Austin’s Celis Brewery is scheduled to be auctioned off next week – unless the brewery receives bankruptcy protection.
In 2017, Christine Celis reopened the brewery with much fanfare, 17 years after the business her dad started shut its doors.
Christine Celis could not be reached for comment, but a public notice published last week said the essential parts of the brewery – the building, yeast tanks and other equipment – could be auctioned off Tuesday. The name and the beer recipes were not mentioned in the notice.
Exactly why Celis is in trouble is unknown. Julia Herz, craft beer program director with the Brewers Association, said small brewers face challenges beyond just creating good beer. She pointed to fluctuating commodity costs, regulation and competition from larger brewers.
She said the group isn't seeing "one main pattern" to what caused 200-plus breweries to close last year.
Celis has had a complicated history.
In 1992, Pierre Celis, the founder of Belgium's famed Hoegaarden Brewery, opened shop in Austin. By the middle of the decade, Miller Brewing Co. had a controlling interest in the company. But in 2000, it closed the brewery after slowing sales.
In 2012, a year after Pierre Celis' death, his daughter Christine bought the Celis beer name back at auction. She had been working to revive the brewery.
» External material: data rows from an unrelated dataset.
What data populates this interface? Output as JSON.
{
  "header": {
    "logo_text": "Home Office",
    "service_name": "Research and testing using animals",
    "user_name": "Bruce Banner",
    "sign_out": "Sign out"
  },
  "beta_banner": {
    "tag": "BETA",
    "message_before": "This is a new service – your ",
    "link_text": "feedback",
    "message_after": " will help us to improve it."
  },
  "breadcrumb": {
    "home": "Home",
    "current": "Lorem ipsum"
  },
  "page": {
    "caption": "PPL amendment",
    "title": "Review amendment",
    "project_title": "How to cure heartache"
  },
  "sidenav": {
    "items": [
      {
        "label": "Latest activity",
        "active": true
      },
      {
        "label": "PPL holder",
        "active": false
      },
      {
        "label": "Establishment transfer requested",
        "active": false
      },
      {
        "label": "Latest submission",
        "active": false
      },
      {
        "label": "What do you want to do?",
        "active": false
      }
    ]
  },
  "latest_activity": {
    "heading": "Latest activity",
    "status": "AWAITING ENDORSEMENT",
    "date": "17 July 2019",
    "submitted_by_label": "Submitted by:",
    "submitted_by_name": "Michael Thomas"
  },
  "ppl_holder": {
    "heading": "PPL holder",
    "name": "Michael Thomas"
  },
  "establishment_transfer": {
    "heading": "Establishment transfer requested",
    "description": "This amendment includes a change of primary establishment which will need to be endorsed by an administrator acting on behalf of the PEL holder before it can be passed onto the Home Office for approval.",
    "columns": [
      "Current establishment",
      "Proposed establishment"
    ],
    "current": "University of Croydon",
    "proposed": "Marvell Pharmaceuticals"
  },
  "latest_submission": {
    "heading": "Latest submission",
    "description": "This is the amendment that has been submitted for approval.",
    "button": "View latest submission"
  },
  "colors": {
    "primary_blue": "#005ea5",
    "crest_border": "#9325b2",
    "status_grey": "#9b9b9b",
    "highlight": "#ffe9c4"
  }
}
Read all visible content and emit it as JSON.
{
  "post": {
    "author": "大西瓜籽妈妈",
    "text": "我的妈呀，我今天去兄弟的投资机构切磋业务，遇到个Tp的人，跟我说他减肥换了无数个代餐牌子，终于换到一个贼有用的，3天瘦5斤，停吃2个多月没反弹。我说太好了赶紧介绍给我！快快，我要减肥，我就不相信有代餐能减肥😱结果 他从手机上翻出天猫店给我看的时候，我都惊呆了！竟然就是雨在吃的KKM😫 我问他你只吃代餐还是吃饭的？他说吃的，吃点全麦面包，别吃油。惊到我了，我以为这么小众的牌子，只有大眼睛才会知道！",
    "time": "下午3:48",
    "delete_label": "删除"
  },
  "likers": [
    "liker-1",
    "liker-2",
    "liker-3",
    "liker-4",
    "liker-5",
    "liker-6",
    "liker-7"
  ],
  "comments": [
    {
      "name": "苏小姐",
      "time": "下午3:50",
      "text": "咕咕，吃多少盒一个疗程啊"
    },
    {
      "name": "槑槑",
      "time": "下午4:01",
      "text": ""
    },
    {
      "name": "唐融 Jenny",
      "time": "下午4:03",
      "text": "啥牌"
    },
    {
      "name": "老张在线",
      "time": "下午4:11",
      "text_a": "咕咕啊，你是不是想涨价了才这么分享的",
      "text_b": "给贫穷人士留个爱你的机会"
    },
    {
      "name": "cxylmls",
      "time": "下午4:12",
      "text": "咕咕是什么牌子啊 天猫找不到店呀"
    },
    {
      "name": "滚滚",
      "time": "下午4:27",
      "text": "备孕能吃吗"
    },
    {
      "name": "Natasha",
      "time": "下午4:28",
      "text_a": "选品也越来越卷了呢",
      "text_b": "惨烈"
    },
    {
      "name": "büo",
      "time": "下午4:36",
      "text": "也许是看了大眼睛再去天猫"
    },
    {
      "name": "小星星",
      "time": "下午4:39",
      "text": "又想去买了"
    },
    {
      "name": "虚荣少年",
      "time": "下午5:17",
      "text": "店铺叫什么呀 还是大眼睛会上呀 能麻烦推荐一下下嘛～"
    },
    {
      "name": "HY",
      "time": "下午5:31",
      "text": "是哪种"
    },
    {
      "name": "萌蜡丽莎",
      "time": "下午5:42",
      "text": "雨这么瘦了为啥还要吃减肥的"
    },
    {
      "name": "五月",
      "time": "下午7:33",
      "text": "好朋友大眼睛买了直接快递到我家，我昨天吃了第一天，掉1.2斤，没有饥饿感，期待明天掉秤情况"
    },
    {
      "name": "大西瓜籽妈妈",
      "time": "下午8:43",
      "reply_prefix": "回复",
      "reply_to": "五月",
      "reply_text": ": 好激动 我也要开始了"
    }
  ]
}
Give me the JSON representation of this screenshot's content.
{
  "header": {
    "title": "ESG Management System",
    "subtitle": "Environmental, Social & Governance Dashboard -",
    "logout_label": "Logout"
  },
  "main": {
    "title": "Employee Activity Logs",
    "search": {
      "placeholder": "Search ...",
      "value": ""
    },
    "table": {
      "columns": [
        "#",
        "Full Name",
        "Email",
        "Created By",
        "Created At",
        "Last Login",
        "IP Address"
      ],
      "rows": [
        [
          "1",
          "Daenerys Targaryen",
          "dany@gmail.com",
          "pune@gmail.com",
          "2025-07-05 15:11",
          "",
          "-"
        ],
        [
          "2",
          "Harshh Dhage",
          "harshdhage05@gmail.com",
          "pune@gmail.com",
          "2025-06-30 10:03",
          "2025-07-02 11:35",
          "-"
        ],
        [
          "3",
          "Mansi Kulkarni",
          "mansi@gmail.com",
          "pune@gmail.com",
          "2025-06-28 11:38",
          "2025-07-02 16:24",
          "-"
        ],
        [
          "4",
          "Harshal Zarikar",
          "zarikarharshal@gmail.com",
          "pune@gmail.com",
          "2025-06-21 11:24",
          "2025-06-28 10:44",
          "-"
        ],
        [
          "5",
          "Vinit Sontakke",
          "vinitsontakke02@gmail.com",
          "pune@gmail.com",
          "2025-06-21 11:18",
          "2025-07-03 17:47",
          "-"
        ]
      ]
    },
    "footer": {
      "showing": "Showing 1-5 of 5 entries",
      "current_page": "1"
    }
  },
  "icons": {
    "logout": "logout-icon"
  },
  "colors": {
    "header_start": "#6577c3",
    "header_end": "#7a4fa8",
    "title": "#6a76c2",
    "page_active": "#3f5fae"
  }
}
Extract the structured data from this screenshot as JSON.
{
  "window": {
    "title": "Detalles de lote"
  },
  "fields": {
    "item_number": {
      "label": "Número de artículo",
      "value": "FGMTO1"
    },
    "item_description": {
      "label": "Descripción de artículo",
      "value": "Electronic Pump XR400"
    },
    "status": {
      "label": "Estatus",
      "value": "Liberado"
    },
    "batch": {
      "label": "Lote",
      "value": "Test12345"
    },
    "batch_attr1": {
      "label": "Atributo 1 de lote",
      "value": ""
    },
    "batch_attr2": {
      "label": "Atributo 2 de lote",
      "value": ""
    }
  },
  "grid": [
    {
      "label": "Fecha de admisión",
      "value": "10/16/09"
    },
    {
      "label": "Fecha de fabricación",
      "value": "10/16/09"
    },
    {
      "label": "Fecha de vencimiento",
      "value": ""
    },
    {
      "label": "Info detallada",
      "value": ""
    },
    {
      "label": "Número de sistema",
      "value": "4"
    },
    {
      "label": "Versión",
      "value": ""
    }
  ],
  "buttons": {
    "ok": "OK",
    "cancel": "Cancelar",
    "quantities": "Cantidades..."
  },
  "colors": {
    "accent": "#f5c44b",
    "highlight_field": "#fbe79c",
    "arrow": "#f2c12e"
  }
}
As popular as craft breweries are in Austin, Herz said, Texas has missed out on some of the trend because of regulations that favor big distributors and bigger beer makers.
“You need an environment that is going to nurture the breweries to grow," she said, "and Texas is behind."
Though Texas may be behind, the Austin area is doing its part. There are more than 110 taprooms, brewpubs and craft breweries in Travis, Hays, Williamson and Bastrop counties.